(Stored entries)
- Opening Delimiter -

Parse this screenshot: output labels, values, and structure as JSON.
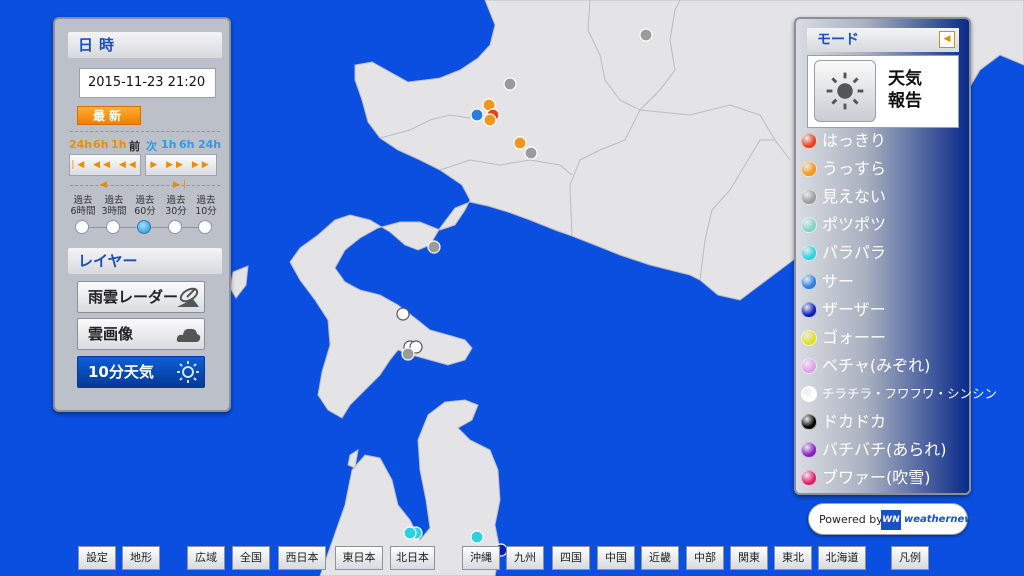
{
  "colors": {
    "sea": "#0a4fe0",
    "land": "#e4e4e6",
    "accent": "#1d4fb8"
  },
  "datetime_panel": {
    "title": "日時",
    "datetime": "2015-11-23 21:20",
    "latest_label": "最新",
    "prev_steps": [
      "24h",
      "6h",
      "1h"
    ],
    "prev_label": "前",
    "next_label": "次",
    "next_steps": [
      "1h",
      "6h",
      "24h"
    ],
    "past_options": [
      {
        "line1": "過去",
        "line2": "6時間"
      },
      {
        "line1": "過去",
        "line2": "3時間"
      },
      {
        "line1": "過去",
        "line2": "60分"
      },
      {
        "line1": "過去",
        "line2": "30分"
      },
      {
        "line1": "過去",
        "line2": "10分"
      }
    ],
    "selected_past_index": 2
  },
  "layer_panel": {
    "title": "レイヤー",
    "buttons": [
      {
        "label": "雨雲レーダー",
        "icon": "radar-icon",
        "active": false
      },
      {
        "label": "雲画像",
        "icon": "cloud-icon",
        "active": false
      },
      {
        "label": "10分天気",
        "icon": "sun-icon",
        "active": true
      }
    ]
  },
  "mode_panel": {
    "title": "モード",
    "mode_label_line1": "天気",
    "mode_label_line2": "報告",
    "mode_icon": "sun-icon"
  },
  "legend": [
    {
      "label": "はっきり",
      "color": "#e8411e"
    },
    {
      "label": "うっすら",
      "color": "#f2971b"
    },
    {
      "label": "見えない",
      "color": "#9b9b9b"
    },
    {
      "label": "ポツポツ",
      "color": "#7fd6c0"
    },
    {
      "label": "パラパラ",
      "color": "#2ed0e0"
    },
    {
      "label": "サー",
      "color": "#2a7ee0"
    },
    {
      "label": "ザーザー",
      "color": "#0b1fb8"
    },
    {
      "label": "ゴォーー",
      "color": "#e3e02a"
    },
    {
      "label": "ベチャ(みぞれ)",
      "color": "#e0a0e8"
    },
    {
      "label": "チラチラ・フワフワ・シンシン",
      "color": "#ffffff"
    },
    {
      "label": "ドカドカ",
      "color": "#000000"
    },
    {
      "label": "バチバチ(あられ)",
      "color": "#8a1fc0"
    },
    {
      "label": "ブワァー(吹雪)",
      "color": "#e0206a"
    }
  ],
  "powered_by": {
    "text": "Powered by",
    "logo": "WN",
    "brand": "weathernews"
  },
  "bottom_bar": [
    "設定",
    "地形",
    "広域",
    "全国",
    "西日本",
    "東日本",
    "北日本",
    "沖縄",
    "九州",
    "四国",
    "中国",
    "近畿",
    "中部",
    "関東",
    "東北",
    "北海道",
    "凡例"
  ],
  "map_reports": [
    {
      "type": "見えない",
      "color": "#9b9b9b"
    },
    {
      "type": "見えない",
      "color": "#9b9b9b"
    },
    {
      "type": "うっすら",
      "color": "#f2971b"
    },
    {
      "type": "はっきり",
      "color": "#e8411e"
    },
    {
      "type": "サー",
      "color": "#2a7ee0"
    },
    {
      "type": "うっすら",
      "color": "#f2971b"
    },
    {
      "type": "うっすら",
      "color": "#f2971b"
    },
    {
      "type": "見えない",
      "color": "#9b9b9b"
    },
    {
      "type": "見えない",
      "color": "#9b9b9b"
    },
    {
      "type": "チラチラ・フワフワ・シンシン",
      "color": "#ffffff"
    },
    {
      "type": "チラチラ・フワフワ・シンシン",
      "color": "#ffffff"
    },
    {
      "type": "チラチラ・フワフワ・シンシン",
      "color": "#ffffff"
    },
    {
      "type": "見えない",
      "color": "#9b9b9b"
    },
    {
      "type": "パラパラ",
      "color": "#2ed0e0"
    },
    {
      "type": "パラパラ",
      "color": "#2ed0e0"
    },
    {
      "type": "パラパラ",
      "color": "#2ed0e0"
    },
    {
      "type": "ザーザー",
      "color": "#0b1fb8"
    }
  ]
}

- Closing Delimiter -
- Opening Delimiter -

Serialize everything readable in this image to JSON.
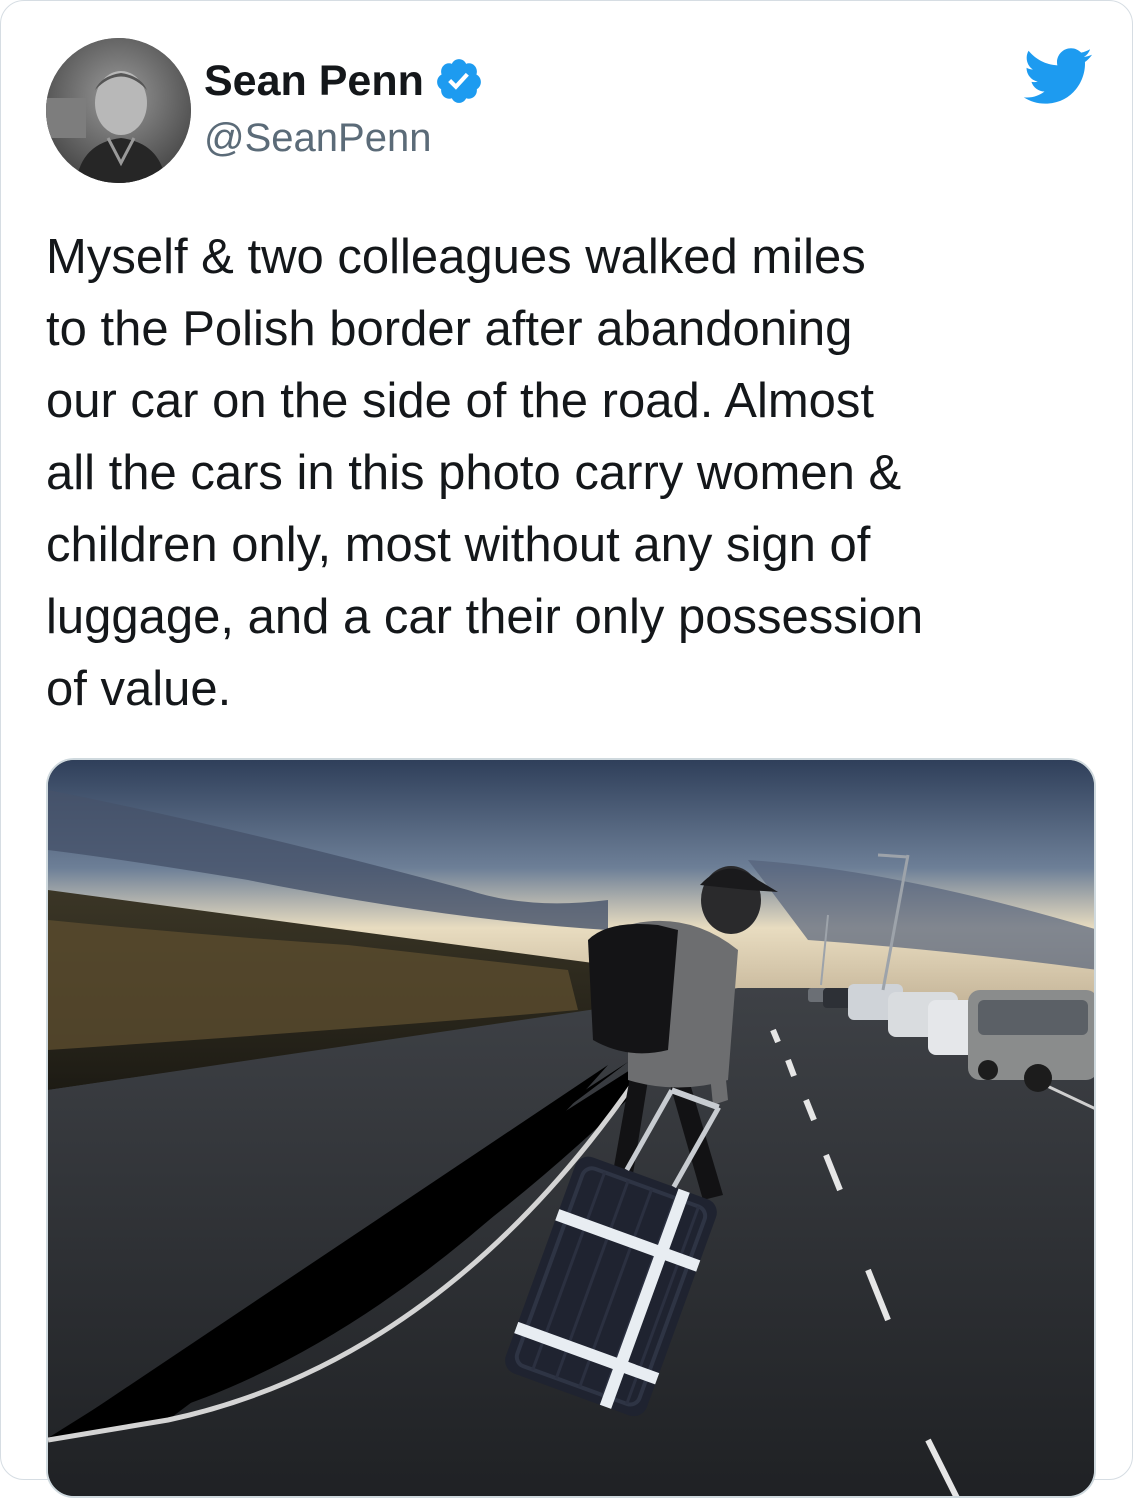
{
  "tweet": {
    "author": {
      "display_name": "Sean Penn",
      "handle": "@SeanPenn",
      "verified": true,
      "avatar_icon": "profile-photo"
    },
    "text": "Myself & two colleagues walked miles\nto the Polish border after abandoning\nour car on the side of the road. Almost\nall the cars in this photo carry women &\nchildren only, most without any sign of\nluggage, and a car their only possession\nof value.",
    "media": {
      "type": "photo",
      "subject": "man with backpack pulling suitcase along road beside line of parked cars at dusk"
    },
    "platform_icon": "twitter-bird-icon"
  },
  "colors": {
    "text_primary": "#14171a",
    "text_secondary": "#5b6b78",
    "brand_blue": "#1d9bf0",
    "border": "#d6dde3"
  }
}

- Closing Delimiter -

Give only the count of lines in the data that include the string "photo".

-- EXERCISE RESULT --
3